Of course the gearing was adjusted dramatically from what it used on the dirtbike. Even though this powerplant features a four-speed transmission, the gearing ratio was not as far a departure from a typical 13/38 that would be used on a YFZ450 set up like this. The final gear ratio that we tested was a 14/38. However, in the dunes, this creation requires a 14/44 setup to get the most of the monster 22-inch paddles that Pointer runs. Gearing on the Kawi dirt bike would be somewhere around 13/51.
On our test track (avmotoplex.com), that gear selection was spot on for the four-speed transmission. The Kawasaki engine had the torque to drive through corners in second gear and in most cases you could let the motor rev and not have to shift before the next obstacle. On a normal quad with a five-speed transmission, we have always found ourselves up-shifting on the faces of the long AVMotoplex tabletops.
On the starting line, first gear was the appropriate selection and up-shifting was quick and infrequent. Torque was abundant and we never had to hunt for gears or feather the clutch. Speaking of clutching, the Hinson products on this project were as light as we have ever felt, even lighter than a stock Z400 clutch. And after an extended ride session on the track, the clutch and traction feel was still solid.
Unlike other Kawasaki’s we have ridden lately, vibration was non-existent with this engine and frame combo. The Laeger’s plus one-inch anti-vibe stem and new Renthal “Bubba” bend bars should receive thanks for this.
Although the new Kawasaki Quad will have an electric starter, this kick-start engine was easy to get fired up. That should please racers who will want to shave a couple of pounds off of the new green quad by removing its electric starter.
Throttle response was crisp and spot-on via this machine’s carburetor. With electronic fuel injection, the new quad engine should work as well or even better.
What looked good and may even work better than on the real thing is the painted YFZ plastic. Pointer had AP Designs coat the stock YFZ plastic with a flo-green paint job that not only matches the custom Zing graphics, but it looks excellent even up close and held up to our on-track abuse. We are not exactly sure how we feel about Kawi’s decision to put removable black fenders on its new quad. Time will tell if we’ll get used to it or not. Yamaha still has some of the best-looking bodywork in the business and this machine proves it.

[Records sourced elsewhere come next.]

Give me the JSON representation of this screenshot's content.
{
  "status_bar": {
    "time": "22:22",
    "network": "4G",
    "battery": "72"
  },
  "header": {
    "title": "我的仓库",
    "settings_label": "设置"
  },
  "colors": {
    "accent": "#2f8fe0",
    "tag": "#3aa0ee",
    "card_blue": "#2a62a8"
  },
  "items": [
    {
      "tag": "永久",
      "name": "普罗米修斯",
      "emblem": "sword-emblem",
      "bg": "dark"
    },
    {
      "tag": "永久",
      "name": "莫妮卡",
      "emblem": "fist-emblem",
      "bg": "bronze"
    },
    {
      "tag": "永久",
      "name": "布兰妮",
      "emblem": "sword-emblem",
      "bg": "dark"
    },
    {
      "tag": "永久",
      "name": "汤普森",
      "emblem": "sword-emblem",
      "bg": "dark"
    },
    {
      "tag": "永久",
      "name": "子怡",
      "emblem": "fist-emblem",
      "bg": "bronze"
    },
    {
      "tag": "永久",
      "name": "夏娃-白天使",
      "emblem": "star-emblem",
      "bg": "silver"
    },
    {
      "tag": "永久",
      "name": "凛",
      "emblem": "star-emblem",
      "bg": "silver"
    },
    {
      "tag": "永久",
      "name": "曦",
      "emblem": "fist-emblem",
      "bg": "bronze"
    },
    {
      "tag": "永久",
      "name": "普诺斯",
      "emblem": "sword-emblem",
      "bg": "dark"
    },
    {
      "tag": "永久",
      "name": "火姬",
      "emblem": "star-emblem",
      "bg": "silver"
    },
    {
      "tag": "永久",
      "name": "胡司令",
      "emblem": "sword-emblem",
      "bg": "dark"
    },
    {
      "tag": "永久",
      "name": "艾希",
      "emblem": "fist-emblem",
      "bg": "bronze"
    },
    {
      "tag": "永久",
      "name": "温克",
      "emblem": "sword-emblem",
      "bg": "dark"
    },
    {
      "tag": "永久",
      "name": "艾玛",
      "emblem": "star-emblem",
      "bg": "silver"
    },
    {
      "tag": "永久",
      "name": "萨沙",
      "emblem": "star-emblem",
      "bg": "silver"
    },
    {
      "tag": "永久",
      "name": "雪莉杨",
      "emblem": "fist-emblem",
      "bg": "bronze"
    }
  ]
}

To top off the bodywork on this project quad, Billy Pointer’s business, Quad Tech, supplied all of the aftermarket carbon fiber goodies and the trick one-off seat cover.
Will the new Kawasaki KFX450 quad be as awesome as this Quad Tech creation? If it’s even close, the new Kawi quad will be a big seller. The aluminum chassis will definitely give the quad a more rigid feel, and suspension settings will certainly have to be more of a priority. The Laeger’s/PEP setup on this machine was some of the best we have ridden and will most likely be better than what is seen on the stocker.
But as we discovered with this Kawasaki engine, the power is there to make one exciting quad. The potential for Kawasaki to build one of the most sought-after quads is also there. If their finished product makes us as comfortable on the track and trails as we were on this machine, Kawasaki dealers will no doubt have a hot-selling machine on their hands.
Stay tuned for the first test of the new Kawasaki KFX450R in an upcoming issue. To find out more about the products featured on this project quad, call Quad Tech at (949) 859-7823 or visit their on-line showroom at www.quadtech-atv.com.